"Over the last five years, the Rickenbacker airport has seen an impressive increase of enplaned and deplaned cargo, and it is only projected to increase in the years to come," says Dina López, a freight specialist at MORPC.
Online shopping looks to push that those projections even further.
"We also considered eCommerce, and the strain on the existing multimodal transportation system to keep up with the increasing consumer demand for one to two-day deliveries," López says. Integrating hyperloop service into the supply chain could help keep up with consumer shifts towards eCommerce."
And although López says MORPC is "supportive of Cleveland's pursuit," maybe its in the same way Ohio State Buckeyes fans are supportive that the Cleveland Browns may someday win a game. Because when to it comes to which area is more vital to the overall strength of the nation getting its goods shipped and delivered faster, it seems there's no contest.
In September 2017, Cleveland-Hopkins handled 6,884 tons of cargo. In the same month, Rickenbacker nearly doubled that with 11,920 tons.
Speeding up travel time in this hub would also have a direct impact on the global food supply.

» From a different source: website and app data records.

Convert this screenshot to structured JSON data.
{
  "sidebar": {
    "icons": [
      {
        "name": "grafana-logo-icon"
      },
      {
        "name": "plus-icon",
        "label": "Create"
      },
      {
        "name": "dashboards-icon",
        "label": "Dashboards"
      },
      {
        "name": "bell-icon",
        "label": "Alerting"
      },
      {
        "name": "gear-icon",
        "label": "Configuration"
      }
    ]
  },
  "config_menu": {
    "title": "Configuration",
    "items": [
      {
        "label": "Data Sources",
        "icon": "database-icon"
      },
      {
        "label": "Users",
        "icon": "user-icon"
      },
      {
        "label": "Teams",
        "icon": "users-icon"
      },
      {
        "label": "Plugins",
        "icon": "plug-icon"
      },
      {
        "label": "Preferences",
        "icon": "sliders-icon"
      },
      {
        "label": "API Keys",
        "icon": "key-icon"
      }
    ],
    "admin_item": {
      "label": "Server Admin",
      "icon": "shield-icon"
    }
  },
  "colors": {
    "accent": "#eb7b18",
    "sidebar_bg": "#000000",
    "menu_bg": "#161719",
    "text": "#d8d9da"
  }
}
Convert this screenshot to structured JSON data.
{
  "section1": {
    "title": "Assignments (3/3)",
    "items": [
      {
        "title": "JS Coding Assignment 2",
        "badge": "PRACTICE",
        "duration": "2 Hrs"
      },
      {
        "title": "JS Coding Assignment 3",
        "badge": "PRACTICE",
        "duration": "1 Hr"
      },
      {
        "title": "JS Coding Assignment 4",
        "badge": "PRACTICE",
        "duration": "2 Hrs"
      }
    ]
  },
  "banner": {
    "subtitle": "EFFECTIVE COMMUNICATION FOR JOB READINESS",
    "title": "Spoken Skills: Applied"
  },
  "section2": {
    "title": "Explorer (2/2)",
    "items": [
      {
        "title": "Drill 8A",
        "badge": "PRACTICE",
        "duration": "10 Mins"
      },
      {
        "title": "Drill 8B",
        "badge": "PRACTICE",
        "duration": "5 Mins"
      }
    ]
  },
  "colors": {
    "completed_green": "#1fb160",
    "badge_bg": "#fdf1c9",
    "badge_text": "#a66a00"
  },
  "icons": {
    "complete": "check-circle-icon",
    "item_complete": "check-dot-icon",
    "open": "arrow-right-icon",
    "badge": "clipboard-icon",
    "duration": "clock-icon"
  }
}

"In Columbus we have [Rickenbacker] that exports food products directly," says William Murdock, executive director of MORPC. "If you can get perishables to Columbus in 20 minutes, you’re exporting next day from the fields of Indiana to the Middle East or Japan.”
The state's capital will also receive up to $40 million in federal funding to develop a high-tech 21st century infrastructure for winning the Department of Transportation’s Smart City Challenge. This is in addition to $90 million raised from private partnerships. Juxtapose that against Cleveland, where my commute to our downtown office involves puttering bumper-to-bumper around a sharp bend in I-90 lovingly called Dead Man’s Curve at 5 mph. Not smart.
No one knows if either of these, or any hyperloop, will ever get off the ground. what is certain is that Columbus has a lot going for it in terms of the supply chain, and is quadrupling Cleveland's investment on studies to vet that this is a worthwhile endeavor. Nothing would thrill me more than if the engineers and surveyors do their due diligence, discover building a Cleveland hyperloop is brilliant idea. But as someone who has covered both the technology and the city extensively, Cleveland just doesn't make sense. Columbus totally does, even winning an international contest verifying such. Plus they have the money and they need it.
The good thing for Cleveland is that even if it loses this race, it would only be a two-hour trip to the Columbus hyperloop hub, cutting the travel time to Chicago by half. And nothing would stop a future hub from being built to connect the two.
Now that's what being a smart city really is about.